On any given night, the Arizona Wildcats can pretty much count on a dominating performance from Deandre Ayton, and, increasingly so, some all-conference-level play from Dusan Ristic around the basket.
Then there’s Allonzo Trier’s ever-efficient scoring and penchant for getting to the free-throw line, and Parker Jackson-Cartwright’s usually consistent playmaking.
That leaves Rawle Alkins, his jump shot, and his foot.
While neither he nor UA coach Sean Miller will call Alkins an X-factor, the truth is this:
Of the Wildcats’ six losses this season, Alkins didn’t play in three of them and in the others, he shot 29.4 percent overall and 20 percent from 3-point territory.
Of the Wildcats’ 11 wins that Alkins has played in, he’s shooting 50 percent overall and 45.4 percent from deep.
Last week provided typical examples on both ends.
On Thursday, Alkins was 2 of 9 from the field, made only 1 of 5 3-pointers … and the UA lost 82-74 to UCLA. On Saturday, Alkins was 7 of 12 from the field, hit 4 of 7 3-pointers … and the UA beat USC 81-67.
Because of that, UA coach Sean Miller was asked after the USC game if the Wildcats will go as far as Alkins takes them. Miller immediately responded with a different answer.
“This team goes as Deandre goes,” Miller said. “His defense sets the tone for a lot. You have to realize he’s 7 foot and 260 pounds.”
Alkins also said he didn’t really buy into the X-factor notion, noting that when he was 2 of 11 in Washington on Feb. 4, the Huskies won only because of a buzzer-beating 3 from Dominic Green, who scooped up a loose ball Ayton had batted near him via a blocked shot.

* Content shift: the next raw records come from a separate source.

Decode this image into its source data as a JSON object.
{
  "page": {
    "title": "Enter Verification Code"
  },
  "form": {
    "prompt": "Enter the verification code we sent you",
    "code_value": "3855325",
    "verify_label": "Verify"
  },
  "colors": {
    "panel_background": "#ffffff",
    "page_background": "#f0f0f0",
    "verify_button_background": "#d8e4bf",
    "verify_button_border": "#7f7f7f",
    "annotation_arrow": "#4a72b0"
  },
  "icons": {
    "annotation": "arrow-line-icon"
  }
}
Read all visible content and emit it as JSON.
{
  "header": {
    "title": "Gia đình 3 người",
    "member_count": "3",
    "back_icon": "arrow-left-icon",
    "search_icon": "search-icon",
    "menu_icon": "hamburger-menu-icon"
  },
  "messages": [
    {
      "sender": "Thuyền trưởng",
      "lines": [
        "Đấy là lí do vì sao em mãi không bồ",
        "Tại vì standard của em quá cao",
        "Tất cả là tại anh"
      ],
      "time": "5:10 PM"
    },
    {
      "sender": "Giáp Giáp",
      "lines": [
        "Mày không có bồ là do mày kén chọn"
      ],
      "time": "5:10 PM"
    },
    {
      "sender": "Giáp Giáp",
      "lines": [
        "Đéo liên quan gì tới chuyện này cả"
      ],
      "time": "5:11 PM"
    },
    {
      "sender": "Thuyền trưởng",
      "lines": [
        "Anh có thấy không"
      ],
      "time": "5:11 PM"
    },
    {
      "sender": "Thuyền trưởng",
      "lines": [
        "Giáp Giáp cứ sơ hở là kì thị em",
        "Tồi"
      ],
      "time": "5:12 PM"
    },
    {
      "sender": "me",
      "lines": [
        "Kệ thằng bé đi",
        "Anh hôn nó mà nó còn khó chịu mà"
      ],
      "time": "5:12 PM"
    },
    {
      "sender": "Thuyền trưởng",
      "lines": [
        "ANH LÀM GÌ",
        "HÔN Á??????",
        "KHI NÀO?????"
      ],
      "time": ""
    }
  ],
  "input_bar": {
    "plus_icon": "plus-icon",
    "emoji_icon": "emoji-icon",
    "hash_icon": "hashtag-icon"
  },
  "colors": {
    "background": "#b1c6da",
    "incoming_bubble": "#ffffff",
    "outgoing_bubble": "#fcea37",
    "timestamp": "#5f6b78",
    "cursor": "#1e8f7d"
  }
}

It’s also true, of course, that two of the Wildcats’ losses in the Bahamas without Alkins were decided within two possessions and another, at Colorado, was an 80-77 decision.
“Obviously, I would always want to play (well) every game but on nights I’m not shooting well, like the Washington game, we still had an opportunity to win,” Alkins said. “Green just hit a crazy shot. It was a tough shot. There’s nothing we can do about that.
“I wouldn’t say that as far as I go the team goes, because it’s a team game, and everyone’s gonna have their night and everyone going to have better nights than others.”
Whatever the case, there’s also the matter of intangibles that Alkins brings when he’s on. Ristic spoke to that after the USC game.
“Many times this year Rawle brings us some kind of toughness,” Ristic said then. “When he plays well, it affects everybody on the court and everybody plays with a chip on their shoulder with extra energy, and tonight was an example of that.”
There’s evidence that the Wildcats suffer a bit when they don’t have that infusion, too.
Alkins missed the first nine games of the season with a broken right foot — including the UA’s disastrous appearance in the Battle 4 Atlantis — and after he returned to play in the next nine, he sat out at Cal on Jan. 17 when soreness crept back in.
The Wildcats didn’t miss him that night, but when he sat out home games with Colorado and Utah the following week, Arizona led the Buffaloes by just a point with seven minutes to go and then beat the Utes by only a point.
But, because Miller and the UA’s medical team wanted to make sure Alkins didn’t suffer long-term issues (which could also affect his draft stock), the Wildcats have tried to bring him along slowly and be extra cautious with any hint of soreness. That’s why Alkins didn’t play in the three January games, and why Miller said after that Alkins would take a day of rest here and there even while he is playing in games.
That didn’t work, Alkins said. After sitting out practice on Feb. 2, a day after he played well at Washington State, Alkins returned for practice on Feb. 3 and then played at UW on Feb. 4, when he struggled.
Alkins also struggled last Thursday against UCLA after taking it easy early in the week.
“I think that’s why I had the little rust, because I would practice one day and then be off the next day and then just play in the game,” Alkins said. “So I told them about that. We had that talk. I think we’re gonna go back to the original plan and I think I should be like everyone else on the team, until I feel any soreness on my foot.
“I love the University of Arizona being so cautious with my injury, and their focus on me long term — not just me for the season — and I appreciate them for that. But at the end of the day I want to be just like everyone else, too.”
Alkins said the foot has never been connected to his shooting, even as some shooters crave the same feeling when they are spotting up for shots, and says he can even now “probably jump a little higher.”
So, while speaking with characteristic smile and laughter during an appearance at the UA’s weekly news conference Monday, Alkins basically gave this message: Don’t worry about him.
“I think people are thinking ‘His leg, his foot is not feeling good because he missed a shot,’” Alkins said. “That’s not the case. I jump off that leg 100 percent like I did before the injury. So everything is great. I just had a bad two weeks.
“It’s like the world is over when you have a couple of bad games. But I’m happy to bounce back from that game and I think the best is yet to come.”